*** Opening GIVEN DATA ***

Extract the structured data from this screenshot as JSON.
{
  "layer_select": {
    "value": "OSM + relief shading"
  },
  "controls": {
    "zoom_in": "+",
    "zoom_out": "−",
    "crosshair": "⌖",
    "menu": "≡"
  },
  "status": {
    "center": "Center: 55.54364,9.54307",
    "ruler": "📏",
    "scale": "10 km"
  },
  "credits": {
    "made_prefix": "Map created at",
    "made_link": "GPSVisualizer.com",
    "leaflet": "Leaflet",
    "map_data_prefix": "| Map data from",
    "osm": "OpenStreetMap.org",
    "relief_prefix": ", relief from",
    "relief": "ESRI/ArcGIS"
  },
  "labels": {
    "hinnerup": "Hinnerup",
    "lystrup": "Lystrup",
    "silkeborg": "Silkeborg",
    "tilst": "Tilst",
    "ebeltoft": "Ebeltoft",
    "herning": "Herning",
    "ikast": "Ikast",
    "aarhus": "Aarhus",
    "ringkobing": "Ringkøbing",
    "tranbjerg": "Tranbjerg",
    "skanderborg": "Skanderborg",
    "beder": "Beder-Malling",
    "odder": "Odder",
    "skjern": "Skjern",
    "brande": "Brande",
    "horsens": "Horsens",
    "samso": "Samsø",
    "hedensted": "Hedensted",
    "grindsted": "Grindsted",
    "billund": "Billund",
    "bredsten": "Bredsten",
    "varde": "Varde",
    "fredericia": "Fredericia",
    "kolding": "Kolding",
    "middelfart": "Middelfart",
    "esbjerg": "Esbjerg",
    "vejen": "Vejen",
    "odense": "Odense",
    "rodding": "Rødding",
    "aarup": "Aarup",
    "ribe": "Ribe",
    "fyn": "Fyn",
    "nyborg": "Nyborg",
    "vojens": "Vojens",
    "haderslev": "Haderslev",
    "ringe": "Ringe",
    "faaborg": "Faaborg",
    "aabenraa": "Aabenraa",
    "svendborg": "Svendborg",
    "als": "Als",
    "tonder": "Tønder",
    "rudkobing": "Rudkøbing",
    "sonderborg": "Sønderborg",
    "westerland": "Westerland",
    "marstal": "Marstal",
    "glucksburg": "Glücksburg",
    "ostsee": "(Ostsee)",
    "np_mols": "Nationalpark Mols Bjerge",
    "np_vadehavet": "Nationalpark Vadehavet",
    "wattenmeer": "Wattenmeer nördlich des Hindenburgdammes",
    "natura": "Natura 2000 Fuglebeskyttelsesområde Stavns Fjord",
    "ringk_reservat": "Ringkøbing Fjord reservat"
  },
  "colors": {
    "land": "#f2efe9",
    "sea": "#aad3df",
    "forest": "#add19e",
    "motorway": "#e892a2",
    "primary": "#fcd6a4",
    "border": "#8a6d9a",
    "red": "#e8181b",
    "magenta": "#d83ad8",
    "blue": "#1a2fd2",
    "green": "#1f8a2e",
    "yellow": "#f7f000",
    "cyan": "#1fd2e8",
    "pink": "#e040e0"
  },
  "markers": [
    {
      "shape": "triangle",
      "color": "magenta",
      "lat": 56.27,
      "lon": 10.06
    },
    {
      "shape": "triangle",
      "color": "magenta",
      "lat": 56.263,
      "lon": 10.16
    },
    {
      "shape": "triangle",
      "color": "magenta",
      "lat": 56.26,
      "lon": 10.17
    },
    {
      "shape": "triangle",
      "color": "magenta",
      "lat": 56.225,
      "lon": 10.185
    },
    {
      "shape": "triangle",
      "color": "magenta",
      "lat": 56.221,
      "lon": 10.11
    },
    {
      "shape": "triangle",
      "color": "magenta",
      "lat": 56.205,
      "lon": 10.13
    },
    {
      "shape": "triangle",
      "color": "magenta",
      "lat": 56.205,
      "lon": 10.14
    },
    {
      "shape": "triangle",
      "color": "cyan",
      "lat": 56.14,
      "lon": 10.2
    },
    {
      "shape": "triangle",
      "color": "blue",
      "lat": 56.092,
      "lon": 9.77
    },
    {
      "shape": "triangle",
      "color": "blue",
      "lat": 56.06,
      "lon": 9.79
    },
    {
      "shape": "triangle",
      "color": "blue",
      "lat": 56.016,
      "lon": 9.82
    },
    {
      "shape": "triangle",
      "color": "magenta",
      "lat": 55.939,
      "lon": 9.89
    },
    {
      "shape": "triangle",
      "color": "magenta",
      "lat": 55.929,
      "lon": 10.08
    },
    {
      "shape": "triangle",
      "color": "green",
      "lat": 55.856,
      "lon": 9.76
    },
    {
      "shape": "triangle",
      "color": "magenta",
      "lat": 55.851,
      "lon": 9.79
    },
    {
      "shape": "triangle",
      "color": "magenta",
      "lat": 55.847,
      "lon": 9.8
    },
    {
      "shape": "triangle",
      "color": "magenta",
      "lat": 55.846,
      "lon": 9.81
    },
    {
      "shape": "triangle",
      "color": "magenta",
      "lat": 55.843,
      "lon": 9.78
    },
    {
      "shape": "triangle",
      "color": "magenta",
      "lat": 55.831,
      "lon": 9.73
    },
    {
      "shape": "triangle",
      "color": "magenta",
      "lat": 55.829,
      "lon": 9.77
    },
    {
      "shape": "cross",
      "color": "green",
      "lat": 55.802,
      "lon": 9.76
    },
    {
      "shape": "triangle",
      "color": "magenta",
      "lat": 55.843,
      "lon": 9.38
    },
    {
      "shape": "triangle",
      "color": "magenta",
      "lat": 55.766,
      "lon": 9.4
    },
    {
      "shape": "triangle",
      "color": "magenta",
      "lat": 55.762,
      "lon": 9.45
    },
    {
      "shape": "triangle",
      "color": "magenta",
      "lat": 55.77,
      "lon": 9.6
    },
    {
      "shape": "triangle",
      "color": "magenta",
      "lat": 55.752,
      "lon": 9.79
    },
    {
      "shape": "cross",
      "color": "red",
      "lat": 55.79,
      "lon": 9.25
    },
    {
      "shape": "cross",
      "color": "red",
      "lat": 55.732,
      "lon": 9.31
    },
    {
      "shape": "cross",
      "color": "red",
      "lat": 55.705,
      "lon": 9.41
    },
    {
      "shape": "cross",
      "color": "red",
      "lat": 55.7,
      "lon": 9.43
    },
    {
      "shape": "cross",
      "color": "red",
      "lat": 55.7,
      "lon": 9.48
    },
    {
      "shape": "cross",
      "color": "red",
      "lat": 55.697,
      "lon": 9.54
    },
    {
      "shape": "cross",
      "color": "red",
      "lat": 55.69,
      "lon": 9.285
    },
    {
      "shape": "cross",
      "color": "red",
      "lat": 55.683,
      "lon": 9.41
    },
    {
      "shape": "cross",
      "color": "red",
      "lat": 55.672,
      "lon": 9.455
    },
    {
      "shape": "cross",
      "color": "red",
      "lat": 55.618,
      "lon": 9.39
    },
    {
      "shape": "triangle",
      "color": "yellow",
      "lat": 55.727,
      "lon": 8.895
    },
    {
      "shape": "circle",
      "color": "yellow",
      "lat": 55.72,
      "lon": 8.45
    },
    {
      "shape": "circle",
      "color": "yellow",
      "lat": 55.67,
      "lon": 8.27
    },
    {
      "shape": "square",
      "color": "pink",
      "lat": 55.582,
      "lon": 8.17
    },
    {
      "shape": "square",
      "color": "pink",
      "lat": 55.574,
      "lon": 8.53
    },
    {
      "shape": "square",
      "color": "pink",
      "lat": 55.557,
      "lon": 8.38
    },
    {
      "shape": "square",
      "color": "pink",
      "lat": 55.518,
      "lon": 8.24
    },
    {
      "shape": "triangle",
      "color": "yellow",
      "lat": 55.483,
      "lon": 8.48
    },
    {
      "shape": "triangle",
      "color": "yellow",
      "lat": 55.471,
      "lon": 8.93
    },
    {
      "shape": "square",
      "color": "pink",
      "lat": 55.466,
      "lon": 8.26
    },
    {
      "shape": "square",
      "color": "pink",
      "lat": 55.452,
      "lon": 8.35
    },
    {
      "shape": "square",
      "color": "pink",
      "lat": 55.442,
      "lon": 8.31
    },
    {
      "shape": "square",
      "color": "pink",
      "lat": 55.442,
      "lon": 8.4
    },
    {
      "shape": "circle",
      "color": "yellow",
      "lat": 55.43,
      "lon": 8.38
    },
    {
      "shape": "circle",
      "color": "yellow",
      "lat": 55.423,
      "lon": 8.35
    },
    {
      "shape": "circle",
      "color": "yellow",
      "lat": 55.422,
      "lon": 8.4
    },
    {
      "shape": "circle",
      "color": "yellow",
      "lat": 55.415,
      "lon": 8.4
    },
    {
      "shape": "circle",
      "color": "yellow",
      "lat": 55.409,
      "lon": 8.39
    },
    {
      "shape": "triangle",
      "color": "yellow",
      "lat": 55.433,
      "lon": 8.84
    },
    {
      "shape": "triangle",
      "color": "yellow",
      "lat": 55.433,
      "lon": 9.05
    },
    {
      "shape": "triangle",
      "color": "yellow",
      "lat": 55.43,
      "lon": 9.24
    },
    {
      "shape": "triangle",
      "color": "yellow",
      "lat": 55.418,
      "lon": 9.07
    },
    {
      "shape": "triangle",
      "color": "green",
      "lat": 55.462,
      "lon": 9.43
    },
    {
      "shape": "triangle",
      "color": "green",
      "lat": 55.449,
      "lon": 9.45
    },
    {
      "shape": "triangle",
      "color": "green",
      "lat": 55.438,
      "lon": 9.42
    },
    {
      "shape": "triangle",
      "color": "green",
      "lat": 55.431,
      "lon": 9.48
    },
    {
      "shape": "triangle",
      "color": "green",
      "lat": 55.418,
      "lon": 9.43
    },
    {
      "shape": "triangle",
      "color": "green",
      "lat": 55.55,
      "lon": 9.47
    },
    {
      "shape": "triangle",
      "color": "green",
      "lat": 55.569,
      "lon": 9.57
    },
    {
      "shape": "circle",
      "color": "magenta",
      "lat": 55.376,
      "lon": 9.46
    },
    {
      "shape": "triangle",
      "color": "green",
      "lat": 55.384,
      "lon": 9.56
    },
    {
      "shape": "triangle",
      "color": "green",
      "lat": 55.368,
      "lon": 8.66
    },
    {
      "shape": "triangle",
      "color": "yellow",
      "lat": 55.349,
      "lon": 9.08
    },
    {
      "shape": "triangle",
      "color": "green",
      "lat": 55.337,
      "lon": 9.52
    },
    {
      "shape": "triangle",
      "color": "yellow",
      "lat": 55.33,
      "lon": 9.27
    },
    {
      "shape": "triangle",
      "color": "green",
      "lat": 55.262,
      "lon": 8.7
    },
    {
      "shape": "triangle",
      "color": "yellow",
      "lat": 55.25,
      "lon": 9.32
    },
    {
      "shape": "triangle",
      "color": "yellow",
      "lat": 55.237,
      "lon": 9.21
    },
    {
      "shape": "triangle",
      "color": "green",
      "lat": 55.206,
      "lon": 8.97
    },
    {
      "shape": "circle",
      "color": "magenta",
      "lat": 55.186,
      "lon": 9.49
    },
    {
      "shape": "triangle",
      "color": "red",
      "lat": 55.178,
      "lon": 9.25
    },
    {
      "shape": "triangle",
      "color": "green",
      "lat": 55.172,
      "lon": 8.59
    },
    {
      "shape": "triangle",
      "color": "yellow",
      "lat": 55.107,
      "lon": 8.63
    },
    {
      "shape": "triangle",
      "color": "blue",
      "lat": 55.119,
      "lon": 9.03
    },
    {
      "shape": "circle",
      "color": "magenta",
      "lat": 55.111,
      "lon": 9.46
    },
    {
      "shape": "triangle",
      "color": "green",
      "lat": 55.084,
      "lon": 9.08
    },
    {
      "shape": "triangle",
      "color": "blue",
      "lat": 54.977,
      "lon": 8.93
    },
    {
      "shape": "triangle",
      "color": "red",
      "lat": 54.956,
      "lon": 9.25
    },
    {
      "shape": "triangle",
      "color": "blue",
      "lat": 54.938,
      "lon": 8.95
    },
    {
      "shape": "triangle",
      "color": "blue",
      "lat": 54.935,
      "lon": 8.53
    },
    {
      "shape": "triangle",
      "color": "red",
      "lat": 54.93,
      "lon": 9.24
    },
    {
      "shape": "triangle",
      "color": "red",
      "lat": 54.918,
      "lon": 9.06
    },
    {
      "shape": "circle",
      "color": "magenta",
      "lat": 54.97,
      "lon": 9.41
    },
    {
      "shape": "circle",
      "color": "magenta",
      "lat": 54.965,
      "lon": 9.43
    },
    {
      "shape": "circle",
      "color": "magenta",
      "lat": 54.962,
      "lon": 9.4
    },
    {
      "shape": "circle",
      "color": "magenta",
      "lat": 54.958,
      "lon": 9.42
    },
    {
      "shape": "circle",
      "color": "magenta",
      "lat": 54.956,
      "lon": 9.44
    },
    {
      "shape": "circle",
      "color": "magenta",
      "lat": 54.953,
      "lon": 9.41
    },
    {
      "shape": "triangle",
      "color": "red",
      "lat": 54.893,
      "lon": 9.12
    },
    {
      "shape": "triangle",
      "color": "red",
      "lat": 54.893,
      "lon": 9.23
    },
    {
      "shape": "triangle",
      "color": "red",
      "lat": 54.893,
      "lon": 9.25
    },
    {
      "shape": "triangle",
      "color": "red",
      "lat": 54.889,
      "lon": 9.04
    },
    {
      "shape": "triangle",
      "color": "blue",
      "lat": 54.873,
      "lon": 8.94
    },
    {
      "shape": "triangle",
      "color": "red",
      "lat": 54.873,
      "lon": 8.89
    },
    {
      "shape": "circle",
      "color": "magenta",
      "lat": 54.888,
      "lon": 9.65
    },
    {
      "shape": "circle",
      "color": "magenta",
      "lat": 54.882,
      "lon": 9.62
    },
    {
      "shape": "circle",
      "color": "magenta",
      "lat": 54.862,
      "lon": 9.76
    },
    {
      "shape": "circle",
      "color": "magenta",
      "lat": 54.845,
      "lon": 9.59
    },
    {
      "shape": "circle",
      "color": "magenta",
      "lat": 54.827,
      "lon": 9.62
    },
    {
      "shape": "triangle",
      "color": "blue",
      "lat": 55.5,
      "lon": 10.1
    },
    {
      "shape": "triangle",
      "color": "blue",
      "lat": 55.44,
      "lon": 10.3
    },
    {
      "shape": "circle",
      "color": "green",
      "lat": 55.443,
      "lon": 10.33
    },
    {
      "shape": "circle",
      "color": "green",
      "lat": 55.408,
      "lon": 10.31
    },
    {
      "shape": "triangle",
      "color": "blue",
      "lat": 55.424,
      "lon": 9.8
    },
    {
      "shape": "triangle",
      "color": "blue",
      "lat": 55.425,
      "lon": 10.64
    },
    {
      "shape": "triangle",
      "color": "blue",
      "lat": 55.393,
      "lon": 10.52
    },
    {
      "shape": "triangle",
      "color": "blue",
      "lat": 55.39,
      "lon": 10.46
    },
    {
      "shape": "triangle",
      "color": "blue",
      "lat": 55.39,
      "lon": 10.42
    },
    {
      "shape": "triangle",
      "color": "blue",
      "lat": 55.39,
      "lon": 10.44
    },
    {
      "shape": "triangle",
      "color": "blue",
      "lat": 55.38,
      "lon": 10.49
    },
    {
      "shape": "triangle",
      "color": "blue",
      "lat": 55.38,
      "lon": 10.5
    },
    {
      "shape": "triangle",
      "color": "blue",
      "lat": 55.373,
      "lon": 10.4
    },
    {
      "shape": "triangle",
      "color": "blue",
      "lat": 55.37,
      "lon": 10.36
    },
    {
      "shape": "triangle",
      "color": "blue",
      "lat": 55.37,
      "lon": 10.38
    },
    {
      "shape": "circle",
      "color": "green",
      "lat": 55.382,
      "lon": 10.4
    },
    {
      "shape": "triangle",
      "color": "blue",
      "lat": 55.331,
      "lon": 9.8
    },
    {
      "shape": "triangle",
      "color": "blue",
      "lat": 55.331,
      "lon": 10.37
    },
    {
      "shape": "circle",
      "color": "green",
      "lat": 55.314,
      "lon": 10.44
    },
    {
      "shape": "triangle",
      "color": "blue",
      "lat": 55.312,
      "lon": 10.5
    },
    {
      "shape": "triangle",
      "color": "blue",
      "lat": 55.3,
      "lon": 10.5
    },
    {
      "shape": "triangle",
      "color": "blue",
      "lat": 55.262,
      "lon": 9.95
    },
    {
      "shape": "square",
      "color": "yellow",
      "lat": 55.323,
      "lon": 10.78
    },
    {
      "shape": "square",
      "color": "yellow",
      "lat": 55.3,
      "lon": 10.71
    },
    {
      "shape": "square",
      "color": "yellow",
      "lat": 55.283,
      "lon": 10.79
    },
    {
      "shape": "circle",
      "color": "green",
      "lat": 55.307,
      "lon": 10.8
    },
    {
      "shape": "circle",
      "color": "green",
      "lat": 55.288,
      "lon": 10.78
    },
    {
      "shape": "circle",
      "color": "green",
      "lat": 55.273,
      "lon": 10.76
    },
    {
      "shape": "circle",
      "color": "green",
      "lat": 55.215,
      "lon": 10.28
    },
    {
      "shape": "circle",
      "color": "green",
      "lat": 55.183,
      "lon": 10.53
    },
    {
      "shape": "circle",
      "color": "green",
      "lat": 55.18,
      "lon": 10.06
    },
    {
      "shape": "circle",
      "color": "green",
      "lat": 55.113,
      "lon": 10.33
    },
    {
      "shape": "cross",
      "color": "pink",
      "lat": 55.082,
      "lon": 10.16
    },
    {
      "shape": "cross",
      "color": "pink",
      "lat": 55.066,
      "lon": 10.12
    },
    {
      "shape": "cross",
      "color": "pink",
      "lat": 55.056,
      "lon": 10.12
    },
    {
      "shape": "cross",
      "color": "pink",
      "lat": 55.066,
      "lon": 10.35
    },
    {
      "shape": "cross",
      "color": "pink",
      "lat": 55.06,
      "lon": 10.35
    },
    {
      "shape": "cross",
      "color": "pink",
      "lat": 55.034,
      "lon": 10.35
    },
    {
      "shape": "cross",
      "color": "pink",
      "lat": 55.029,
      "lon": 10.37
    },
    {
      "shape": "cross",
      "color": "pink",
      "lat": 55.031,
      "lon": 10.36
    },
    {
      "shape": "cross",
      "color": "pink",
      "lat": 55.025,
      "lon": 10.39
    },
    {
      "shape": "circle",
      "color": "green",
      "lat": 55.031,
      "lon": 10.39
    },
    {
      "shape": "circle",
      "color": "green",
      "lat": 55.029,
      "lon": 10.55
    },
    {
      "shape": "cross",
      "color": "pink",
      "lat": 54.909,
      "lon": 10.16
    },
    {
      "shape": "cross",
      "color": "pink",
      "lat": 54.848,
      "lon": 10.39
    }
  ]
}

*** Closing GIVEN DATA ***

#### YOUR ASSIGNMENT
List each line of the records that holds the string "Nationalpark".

#### TASK RESULT
    "np_mols": "Nationalpark Mols Bjerge",
    "np_vadehavet": "Nationalpark Vadehavet",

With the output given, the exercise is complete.